*posted by Perrin Braun
A Fox television panel caused much outcry in the United States last week. This all-male panel discussed a newly released Pew Research report showing that in 40% of American households, the main breadwinner is female.
It is amazing to me to see how direct the connection is, in the minds of these men, between women becoming economically empowered and total destruction of the social fabric. These guys almost immediately get down to beating their chests for the superiority of ape life, declaring that the natural order of things is for males to dominate. Watch it for yourself.
Given how quickly “female breadwinners” gets turned into “working mothers” in this discussion (and all their children cast as starving orphans), I decided to take a quick look to see whether some of these women weren’t single women living alone.
Well, right off the bat, you find out that the majority of these female breadwinners are single moms. So, if these would-be cavemen had their way, those women would stay home and . . . what? Beg? And their children really would . . . starve?
And let’s not forget that women make up nearly half the US labor force and that they are more educated than the men. I’m not thinking it would be a great thing for America’s economy if all the women suddenly went home and mopped floors instead.
Importantly, among married couples with children, homes where the woman makes more than the man are only 15% of the total. And families like this average $80,000 a year in earnings, as compared to only $23,000 for single mother households. So Tarzan still seems to be king of the jungle, if you ask me.
More women do live alone than men. Single women are twice as likely to head households as are single men. Importantly, marriage rates are down all around: unmarried straight couples increased by 40% during the last ten years, while same sex couple households nearly doubled.
The Pew study that caused all this furor also examined attitudes among the respondents. They found that 79% of Americans disagree with the suggestion that women should return to traditional roles. However, there is general concern among men and women alike that the current situation for childcare is not good. Three in four adults said that the trend toward working mothers had made it hard for parents to raise children.
But this doesn’t mean a return to George of the Jungle. Andrew Cherlin, the sociology professor speaking for the Pew study predicted that the trend would lead to more pressure to have policies like paid family leave and child care support for single moms, not back-to-the-cave-for-Jane changes.

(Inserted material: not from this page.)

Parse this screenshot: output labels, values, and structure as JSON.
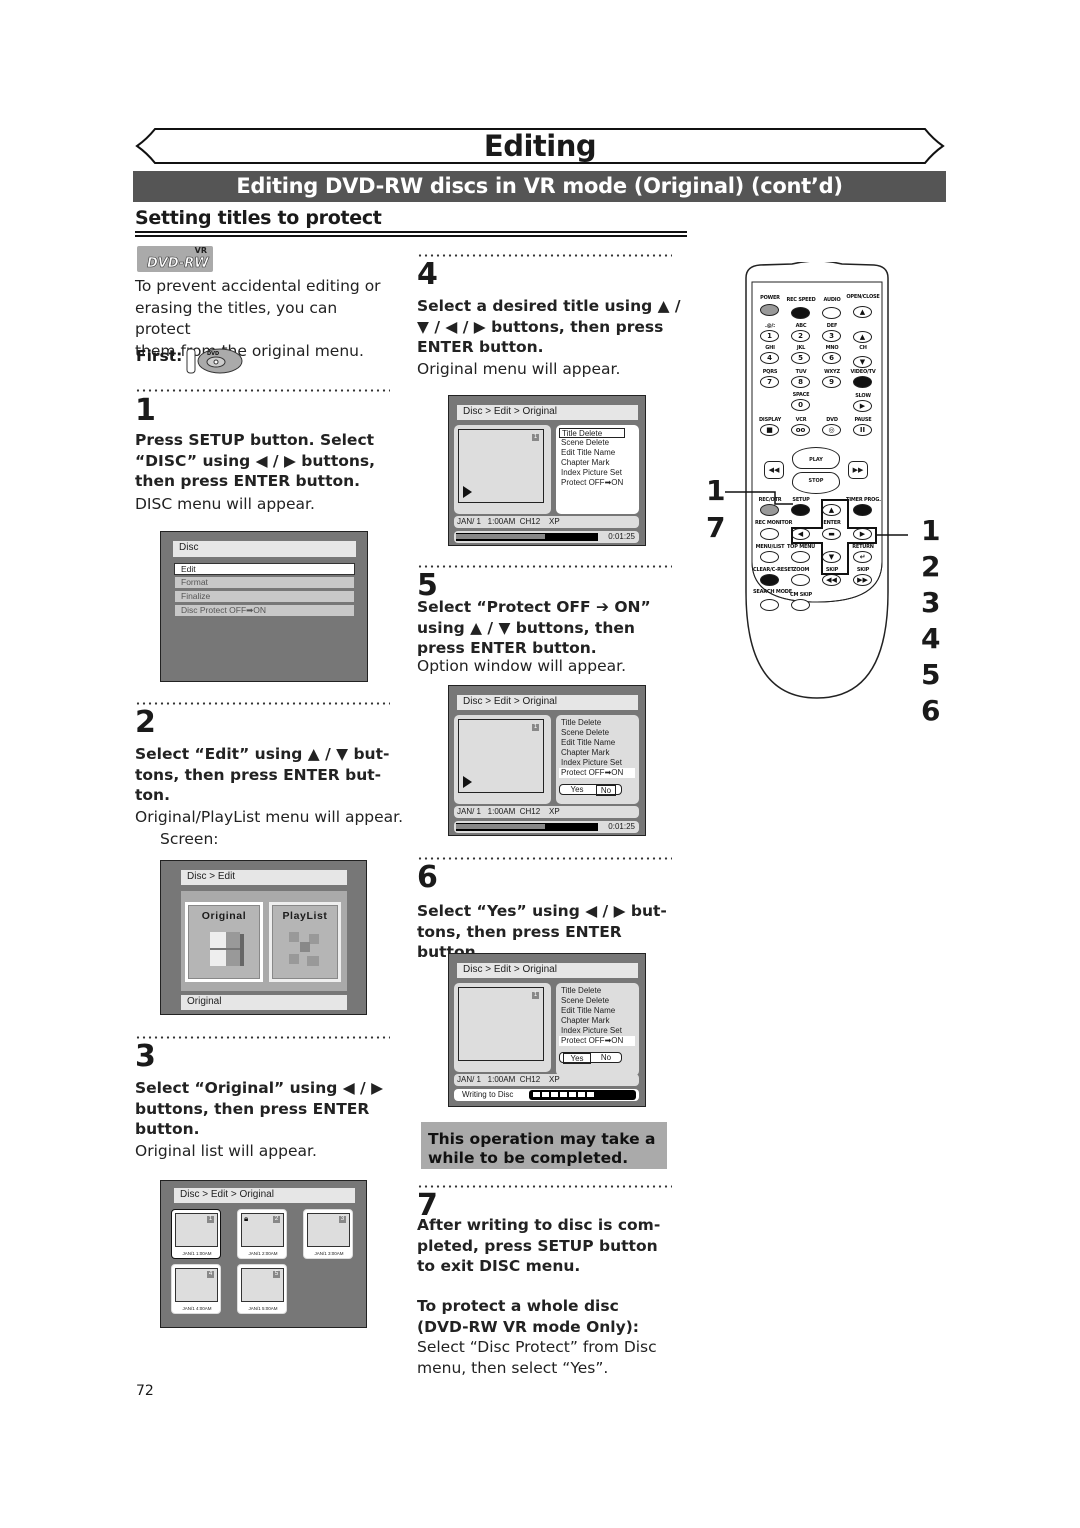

Cherlin emphasized that the trends we are seeing now are past the point of reversal. He added: “Many of our workplaces and schools still follow a male-breadwinner model, assuming that the wives are at home to take care of child care needs. Until we realize that the breadwinner-homemaker marriage will never again be the norm, we won’t provide working parents with the support they need.”